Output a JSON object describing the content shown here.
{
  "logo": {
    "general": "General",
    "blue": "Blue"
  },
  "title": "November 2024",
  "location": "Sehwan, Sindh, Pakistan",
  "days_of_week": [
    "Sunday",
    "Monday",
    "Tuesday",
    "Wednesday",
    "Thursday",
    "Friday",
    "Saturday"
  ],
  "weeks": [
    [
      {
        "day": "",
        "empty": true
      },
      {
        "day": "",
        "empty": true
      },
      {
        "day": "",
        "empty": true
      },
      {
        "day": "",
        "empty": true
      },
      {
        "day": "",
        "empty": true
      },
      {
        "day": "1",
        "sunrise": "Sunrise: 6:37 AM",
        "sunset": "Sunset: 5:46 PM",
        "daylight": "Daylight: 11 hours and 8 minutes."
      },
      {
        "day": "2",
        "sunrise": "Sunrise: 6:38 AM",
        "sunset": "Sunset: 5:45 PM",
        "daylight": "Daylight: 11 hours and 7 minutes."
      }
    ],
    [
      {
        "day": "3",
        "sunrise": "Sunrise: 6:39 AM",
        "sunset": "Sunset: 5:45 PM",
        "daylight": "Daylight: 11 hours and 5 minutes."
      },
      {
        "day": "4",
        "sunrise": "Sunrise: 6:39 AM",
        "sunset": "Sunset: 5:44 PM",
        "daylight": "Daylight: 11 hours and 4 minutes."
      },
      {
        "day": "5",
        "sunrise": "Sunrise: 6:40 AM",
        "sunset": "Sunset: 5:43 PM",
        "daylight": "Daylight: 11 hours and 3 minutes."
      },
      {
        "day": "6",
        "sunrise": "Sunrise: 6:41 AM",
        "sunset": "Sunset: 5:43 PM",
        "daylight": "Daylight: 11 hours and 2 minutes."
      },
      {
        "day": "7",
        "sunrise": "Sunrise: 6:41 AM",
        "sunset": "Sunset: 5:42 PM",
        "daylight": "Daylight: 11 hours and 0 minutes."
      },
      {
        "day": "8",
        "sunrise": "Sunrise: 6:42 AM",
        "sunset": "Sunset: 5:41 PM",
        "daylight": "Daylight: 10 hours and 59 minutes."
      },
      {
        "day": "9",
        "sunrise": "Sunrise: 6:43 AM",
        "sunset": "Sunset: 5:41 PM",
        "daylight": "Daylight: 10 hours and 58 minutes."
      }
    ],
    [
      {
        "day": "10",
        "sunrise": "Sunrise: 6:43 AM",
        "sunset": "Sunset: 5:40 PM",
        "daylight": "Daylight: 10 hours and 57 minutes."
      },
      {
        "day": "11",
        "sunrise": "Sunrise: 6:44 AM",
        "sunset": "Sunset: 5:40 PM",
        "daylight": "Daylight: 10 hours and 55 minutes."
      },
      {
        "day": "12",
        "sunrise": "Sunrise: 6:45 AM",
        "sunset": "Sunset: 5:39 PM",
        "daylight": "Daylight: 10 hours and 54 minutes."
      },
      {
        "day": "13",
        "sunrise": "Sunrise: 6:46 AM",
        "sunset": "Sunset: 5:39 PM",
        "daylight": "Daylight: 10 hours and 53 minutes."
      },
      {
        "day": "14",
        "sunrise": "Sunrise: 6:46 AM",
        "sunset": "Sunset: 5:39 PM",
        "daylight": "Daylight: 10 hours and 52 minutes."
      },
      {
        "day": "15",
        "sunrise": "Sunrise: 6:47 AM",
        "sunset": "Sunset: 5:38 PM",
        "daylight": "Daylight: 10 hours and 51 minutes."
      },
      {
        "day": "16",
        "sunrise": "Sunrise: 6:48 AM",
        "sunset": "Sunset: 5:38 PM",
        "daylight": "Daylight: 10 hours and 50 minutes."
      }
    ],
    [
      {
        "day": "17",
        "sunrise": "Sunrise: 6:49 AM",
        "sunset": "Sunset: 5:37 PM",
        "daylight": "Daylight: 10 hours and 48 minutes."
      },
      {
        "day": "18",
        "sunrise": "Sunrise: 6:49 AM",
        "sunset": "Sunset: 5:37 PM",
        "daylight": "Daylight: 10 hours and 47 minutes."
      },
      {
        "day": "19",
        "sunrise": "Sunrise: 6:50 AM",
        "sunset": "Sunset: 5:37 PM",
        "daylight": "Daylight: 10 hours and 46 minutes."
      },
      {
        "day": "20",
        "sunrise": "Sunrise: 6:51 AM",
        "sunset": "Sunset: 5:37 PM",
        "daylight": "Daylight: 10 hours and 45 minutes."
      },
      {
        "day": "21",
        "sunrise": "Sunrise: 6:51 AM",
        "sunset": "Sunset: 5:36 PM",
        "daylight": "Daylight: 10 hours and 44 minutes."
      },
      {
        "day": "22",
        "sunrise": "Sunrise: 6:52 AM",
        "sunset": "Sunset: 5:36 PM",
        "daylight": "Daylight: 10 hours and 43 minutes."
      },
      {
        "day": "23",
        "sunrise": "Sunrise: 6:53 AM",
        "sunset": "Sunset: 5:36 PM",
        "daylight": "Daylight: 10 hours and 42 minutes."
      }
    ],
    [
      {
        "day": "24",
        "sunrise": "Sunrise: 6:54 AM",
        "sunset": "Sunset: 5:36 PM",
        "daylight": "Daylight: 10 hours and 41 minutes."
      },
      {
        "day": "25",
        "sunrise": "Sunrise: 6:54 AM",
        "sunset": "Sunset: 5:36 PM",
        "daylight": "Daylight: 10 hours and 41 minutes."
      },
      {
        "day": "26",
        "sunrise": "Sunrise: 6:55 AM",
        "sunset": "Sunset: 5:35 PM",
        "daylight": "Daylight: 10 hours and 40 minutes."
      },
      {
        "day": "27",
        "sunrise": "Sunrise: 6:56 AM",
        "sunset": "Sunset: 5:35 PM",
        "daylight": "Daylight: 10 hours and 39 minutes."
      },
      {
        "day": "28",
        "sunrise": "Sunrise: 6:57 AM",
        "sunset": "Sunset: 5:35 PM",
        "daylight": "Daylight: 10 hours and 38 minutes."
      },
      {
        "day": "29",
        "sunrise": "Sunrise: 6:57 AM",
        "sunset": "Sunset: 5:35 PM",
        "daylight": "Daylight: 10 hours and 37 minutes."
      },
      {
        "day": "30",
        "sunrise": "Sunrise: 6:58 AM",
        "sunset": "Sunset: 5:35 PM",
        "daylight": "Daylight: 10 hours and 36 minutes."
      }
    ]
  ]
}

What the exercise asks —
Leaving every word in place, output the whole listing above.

Response —
Output a JSON object describing the content shown here.
{
  "logo": {
    "general": "General",
    "blue": "Blue"
  },
  "title": "November 2024",
  "location": "Sehwan, Sindh, Pakistan",
  "days_of_week": [
    "Sunday",
    "Monday",
    "Tuesday",
    "Wednesday",
    "Thursday",
    "Friday",
    "Saturday"
  ],
  "weeks": [
    [
      {
        "day": "",
        "empty": true
      },
      {
        "day": "",
        "empty": true
      },
      {
        "day": "",
        "empty": true
      },
      {
        "day": "",
        "empty": true
      },
      {
        "day": "",
        "empty": true
      },
      {
        "day": "1",
        "sunrise": "Sunrise: 6:37 AM",
        "sunset": "Sunset: 5:46 PM",
        "daylight": "Daylight: 11 hours and 8 minutes."
      },
      {
        "day": "2",
        "sunrise": "Sunrise: 6:38 AM",
        "sunset": "Sunset: 5:45 PM",
        "daylight": "Daylight: 11 hours and 7 minutes."
      }
    ],
    [
      {
        "day": "3",
        "sunrise": "Sunrise: 6:39 AM",
        "sunset": "Sunset: 5:45 PM",
        "daylight": "Daylight: 11 hours and 5 minutes."
      },
      {
        "day": "4",
        "sunrise": "Sunrise: 6:39 AM",
        "sunset": "Sunset: 5:44 PM",
        "daylight": "Daylight: 11 hours and 4 minutes."
      },
      {
        "day": "5",
        "sunrise": "Sunrise: 6:40 AM",
        "sunset": "Sunset: 5:43 PM",
        "daylight": "Daylight: 11 hours and 3 minutes."
      },
      {
        "day": "6",
        "sunrise": "Sunrise: 6:41 AM",
        "sunset": "Sunset: 5:43 PM",
        "daylight": "Daylight: 11 hours and 2 minutes."
      },
      {
        "day": "7",
        "sunrise": "Sunrise: 6:41 AM",
        "sunset": "Sunset: 5:42 PM",
        "daylight": "Daylight: 11 hours and 0 minutes."
      },
      {
        "day": "8",
        "sunrise": "Sunrise: 6:42 AM",
        "sunset": "Sunset: 5:41 PM",
        "daylight": "Daylight: 10 hours and 59 minutes."
      },
      {
        "day": "9",
        "sunrise": "Sunrise: 6:43 AM",
        "sunset": "Sunset: 5:41 PM",
        "daylight": "Daylight: 10 hours and 58 minutes."
      }
    ],
    [
      {
        "day": "10",
        "sunrise": "Sunrise: 6:43 AM",
        "sunset": "Sunset: 5:40 PM",
        "daylight": "Daylight: 10 hours and 57 minutes."
      },
      {
        "day": "11",
        "sunrise": "Sunrise: 6:44 AM",
        "sunset": "Sunset: 5:40 PM",
        "daylight": "Daylight: 10 hours and 55 minutes."
      },
      {
        "day": "12",
        "sunrise": "Sunrise: 6:45 AM",
        "sunset": "Sunset: 5:39 PM",
        "daylight": "Daylight: 10 hours and 54 minutes."
      },
      {
        "day": "13",
        "sunrise": "Sunrise: 6:46 AM",
        "sunset": "Sunset: 5:39 PM",
        "daylight": "Daylight: 10 hours and 53 minutes."
      },
      {
        "day": "14",
        "sunrise": "Sunrise: 6:46 AM",
        "sunset": "Sunset: 5:39 PM",
        "daylight": "Daylight: 10 hours and 52 minutes."
      },
      {
        "day": "15",
        "sunrise": "Sunrise: 6:47 AM",
        "sunset": "Sunset: 5:38 PM",
        "daylight": "Daylight: 10 hours and 51 minutes."
      },
      {
        "day": "16",
        "sunrise": "Sunrise: 6:48 AM",
        "sunset": "Sunset: 5:38 PM",
        "daylight": "Daylight: 10 hours and 50 minutes."
      }
    ],
    [
      {
        "day": "17",
        "sunrise": "Sunrise: 6:49 AM",
        "sunset": "Sunset: 5:37 PM",
        "daylight": "Daylight: 10 hours and 48 minutes."
      },
      {
        "day": "18",
        "sunrise": "Sunrise: 6:49 AM",
        "sunset": "Sunset: 5:37 PM",
        "daylight": "Daylight: 10 hours and 47 minutes."
      },
      {
        "day": "19",
        "sunrise": "Sunrise: 6:50 AM",
        "sunset": "Sunset: 5:37 PM",
        "daylight": "Daylight: 10 hours and 46 minutes."
      },
      {
        "day": "20",
        "sunrise": "Sunrise: 6:51 AM",
        "sunset": "Sunset: 5:37 PM",
        "daylight": "Daylight: 10 hours and 45 minutes."
      },
      {
        "day": "21",
        "sunrise": "Sunrise: 6:51 AM",
        "sunset": "Sunset: 5:36 PM",
        "daylight": "Daylight: 10 hours and 44 minutes."
      },
      {
        "day": "22",
        "sunrise": "Sunrise: 6:52 AM",
        "sunset": "Sunset: 5:36 PM",
        "daylight": "Daylight: 10 hours and 43 minutes."
      },
      {
        "day": "23",
        "sunrise": "Sunrise: 6:53 AM",
        "sunset": "Sunset: 5:36 PM",
        "daylight": "Daylight: 10 hours and 42 minutes."
      }
    ],
    [
      {
        "day": "24",
        "sunrise": "Sunrise: 6:54 AM",
        "sunset": "Sunset: 5:36 PM",
        "daylight": "Daylight: 10 hours and 41 minutes."
      },
      {
        "day": "25",
        "sunrise": "Sunrise: 6:54 AM",
        "sunset": "Sunset: 5:36 PM",
        "daylight": "Daylight: 10 hours and 41 minutes."
      },
      {
        "day": "26",
        "sunrise": "Sunrise: 6:55 AM",
        "sunset": "Sunset: 5:35 PM",
        "daylight": "Daylight: 10 hours and 40 minutes."
      },
      {
        "day": "27",
        "sunrise": "Sunrise: 6:56 AM",
        "sunset": "Sunset: 5:35 PM",
        "daylight": "Daylight: 10 hours and 39 minutes."
      },
      {
        "day": "28",
        "sunrise": "Sunrise: 6:57 AM",
        "sunset": "Sunset: 5:35 PM",
        "daylight": "Daylight: 10 hours and 38 minutes."
      },
      {
        "day": "29",
        "sunrise": "Sunrise: 6:57 AM",
        "sunset": "Sunset: 5:35 PM",
        "daylight": "Daylight: 10 hours and 37 minutes."
      },
      {
        "day": "30",
        "sunrise": "Sunrise: 6:58 AM",
        "sunset": "Sunset: 5:35 PM",
        "daylight": "Daylight: 10 hours and 36 minutes."
      }
    ]
  ]
}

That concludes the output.